Data to examine below:

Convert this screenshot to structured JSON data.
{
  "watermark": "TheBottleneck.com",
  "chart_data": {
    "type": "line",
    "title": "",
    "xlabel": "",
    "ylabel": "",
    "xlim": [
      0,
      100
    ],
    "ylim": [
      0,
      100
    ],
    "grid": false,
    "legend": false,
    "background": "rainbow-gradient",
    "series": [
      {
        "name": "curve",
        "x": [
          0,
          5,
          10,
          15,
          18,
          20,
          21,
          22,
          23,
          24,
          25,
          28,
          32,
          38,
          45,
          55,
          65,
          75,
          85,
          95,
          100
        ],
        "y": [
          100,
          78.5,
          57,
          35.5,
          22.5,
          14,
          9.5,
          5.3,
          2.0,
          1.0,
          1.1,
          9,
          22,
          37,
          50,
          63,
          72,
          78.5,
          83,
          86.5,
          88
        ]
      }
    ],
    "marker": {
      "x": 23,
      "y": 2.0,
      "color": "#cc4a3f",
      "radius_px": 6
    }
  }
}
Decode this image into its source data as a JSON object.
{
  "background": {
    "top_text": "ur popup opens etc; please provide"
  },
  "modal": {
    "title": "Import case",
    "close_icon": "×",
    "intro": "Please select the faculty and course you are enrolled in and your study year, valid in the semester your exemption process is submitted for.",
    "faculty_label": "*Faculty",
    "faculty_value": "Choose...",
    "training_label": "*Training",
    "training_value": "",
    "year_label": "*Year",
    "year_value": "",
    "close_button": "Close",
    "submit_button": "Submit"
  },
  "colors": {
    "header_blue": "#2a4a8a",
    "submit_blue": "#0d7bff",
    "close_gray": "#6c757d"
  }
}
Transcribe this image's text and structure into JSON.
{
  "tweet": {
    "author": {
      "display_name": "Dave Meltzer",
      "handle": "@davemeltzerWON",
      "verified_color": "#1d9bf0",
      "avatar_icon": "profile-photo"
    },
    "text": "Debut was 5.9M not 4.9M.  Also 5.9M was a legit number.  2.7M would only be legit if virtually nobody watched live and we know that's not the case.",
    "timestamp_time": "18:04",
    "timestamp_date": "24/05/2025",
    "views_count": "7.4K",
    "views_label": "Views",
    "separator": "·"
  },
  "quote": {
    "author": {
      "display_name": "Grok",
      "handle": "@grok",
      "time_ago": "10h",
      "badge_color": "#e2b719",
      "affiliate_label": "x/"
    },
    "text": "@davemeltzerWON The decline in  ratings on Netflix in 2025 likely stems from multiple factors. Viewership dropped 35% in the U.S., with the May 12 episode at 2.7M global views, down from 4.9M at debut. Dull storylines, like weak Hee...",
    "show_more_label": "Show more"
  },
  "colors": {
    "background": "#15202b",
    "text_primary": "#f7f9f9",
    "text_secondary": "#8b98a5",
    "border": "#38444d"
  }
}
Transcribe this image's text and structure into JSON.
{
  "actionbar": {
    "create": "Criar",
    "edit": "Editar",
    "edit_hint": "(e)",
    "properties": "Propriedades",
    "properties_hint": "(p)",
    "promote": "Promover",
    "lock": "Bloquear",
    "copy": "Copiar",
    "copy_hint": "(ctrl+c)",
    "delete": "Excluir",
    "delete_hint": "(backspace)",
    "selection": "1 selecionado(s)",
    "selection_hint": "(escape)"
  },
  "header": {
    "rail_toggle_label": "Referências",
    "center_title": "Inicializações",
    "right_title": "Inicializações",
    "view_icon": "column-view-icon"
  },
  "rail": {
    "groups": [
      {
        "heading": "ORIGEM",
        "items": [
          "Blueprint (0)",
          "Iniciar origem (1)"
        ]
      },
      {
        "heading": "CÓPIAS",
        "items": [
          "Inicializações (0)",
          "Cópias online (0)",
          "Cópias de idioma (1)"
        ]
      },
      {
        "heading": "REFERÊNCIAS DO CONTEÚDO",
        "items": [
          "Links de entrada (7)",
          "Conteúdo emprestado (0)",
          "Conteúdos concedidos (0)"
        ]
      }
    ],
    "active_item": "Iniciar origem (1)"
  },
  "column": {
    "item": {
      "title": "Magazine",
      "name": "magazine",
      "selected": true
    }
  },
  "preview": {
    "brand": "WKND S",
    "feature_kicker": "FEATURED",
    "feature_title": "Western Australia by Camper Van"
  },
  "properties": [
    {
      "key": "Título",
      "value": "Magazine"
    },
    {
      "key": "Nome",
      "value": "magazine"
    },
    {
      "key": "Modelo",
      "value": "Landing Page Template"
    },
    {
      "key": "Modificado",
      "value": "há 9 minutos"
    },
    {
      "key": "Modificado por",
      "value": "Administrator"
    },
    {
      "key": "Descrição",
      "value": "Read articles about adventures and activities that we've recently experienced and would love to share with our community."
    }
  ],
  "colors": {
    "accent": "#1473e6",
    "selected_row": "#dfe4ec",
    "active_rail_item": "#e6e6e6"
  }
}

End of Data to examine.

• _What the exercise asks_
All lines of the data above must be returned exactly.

• _Worked solution_
Convert this screenshot to structured JSON data.
{
  "watermark": "TheBottleneck.com",
  "chart_data": {
    "type": "line",
    "title": "",
    "xlabel": "",
    "ylabel": "",
    "xlim": [
      0,
      100
    ],
    "ylim": [
      0,
      100
    ],
    "grid": false,
    "legend": false,
    "background": "rainbow-gradient",
    "series": [
      {
        "name": "curve",
        "x": [
          0,
          5,
          10,
          15,
          18,
          20,
          21,
          22,
          23,
          24,
          25,
          28,
          32,
          38,
          45,
          55,
          65,
          75,
          85,
          95,
          100
        ],
        "y": [
          100,
          78.5,
          57,
          35.5,
          22.5,
          14,
          9.5,
          5.3,
          2.0,
          1.0,
          1.1,
          9,
          22,
          37,
          50,
          63,
          72,
          78.5,
          83,
          86.5,
          88
        ]
      }
    ],
    "marker": {
      "x": 23,
      "y": 2.0,
      "color": "#cc4a3f",
      "radius_px": 6
    }
  }
}
Decode this image into its source data as a JSON object.
{
  "background": {
    "top_text": "ur popup opens etc; please provide"
  },
  "modal": {
    "title": "Import case",
    "close_icon": "×",
    "intro": "Please select the faculty and course you are enrolled in and your study year, valid in the semester your exemption process is submitted for.",
    "faculty_label": "*Faculty",
    "faculty_value": "Choose...",
    "training_label": "*Training",
    "training_value": "",
    "year_label": "*Year",
    "year_value": "",
    "close_button": "Close",
    "submit_button": "Submit"
  },
  "colors": {
    "header_blue": "#2a4a8a",
    "submit_blue": "#0d7bff",
    "close_gray": "#6c757d"
  }
}
Transcribe this image's text and structure into JSON.
{
  "tweet": {
    "author": {
      "display_name": "Dave Meltzer",
      "handle": "@davemeltzerWON",
      "verified_color": "#1d9bf0",
      "avatar_icon": "profile-photo"
    },
    "text": "Debut was 5.9M not 4.9M.  Also 5.9M was a legit number.  2.7M would only be legit if virtually nobody watched live and we know that's not the case.",
    "timestamp_time": "18:04",
    "timestamp_date": "24/05/2025",
    "views_count": "7.4K",
    "views_label": "Views",
    "separator": "·"
  },
  "quote": {
    "author": {
      "display_name": "Grok",
      "handle": "@grok",
      "time_ago": "10h",
      "badge_color": "#e2b719",
      "affiliate_label": "x/"
    },
    "text": "@davemeltzerWON The decline in  ratings on Netflix in 2025 likely stems from multiple factors. Viewership dropped 35% in the U.S., with the May 12 episode at 2.7M global views, down from 4.9M at debut. Dull storylines, like weak Hee...",
    "show_more_label": "Show more"
  },
  "colors": {
    "background": "#15202b",
    "text_primary": "#f7f9f9",
    "text_secondary": "#8b98a5",
    "border": "#38444d"
  }
}
Transcribe this image's text and structure into JSON.
{
  "actionbar": {
    "create": "Criar",
    "edit": "Editar",
    "edit_hint": "(e)",
    "properties": "Propriedades",
    "properties_hint": "(p)",
    "promote": "Promover",
    "lock": "Bloquear",
    "copy": "Copiar",
    "copy_hint": "(ctrl+c)",
    "delete": "Excluir",
    "delete_hint": "(backspace)",
    "selection": "1 selecionado(s)",
    "selection_hint": "(escape)"
  },
  "header": {
    "rail_toggle_label": "Referências",
    "center_title": "Inicializações",
    "right_title": "Inicializações",
    "view_icon": "column-view-icon"
  },
  "rail": {
    "groups": [
      {
        "heading": "ORIGEM",
        "items": [
          "Blueprint (0)",
          "Iniciar origem (1)"
        ]
      },
      {
        "heading": "CÓPIAS",
        "items": [
          "Inicializações (0)",
          "Cópias online (0)",
          "Cópias de idioma (1)"
        ]
      },
      {
        "heading": "REFERÊNCIAS DO CONTEÚDO",
        "items": [
          "Links de entrada (7)",
          "Conteúdo emprestado (0)",
          "Conteúdos concedidos (0)"
        ]
      }
    ],
    "active_item": "Iniciar origem (1)"
  },
  "column": {
    "item": {
      "title": "Magazine",
      "name": "magazine",
      "selected": true
    }
  },
  "preview": {
    "brand": "WKND S",
    "feature_kicker": "FEATURED",
    "feature_title": "Western Australia by Camper Van"
  },
  "properties": [
    {
      "key": "Título",
      "value": "Magazine"
    },
    {
      "key": "Nome",
      "value": "magazine"
    },
    {
      "key": "Modelo",
      "value": "Landing Page Template"
    },
    {
      "key": "Modificado",
      "value": "há 9 minutos"
    },
    {
      "key": "Modificado por",
      "value": "Administrator"
    },
    {
      "key": "Descrição",
      "value": "Read articles about adventures and activities that we've recently experienced and would love to share with our community."
    }
  ],
  "colors": {
    "accent": "#1473e6",
    "selected_row": "#dfe4ec",
    "active_rail_item": "#e6e6e6"
  }
}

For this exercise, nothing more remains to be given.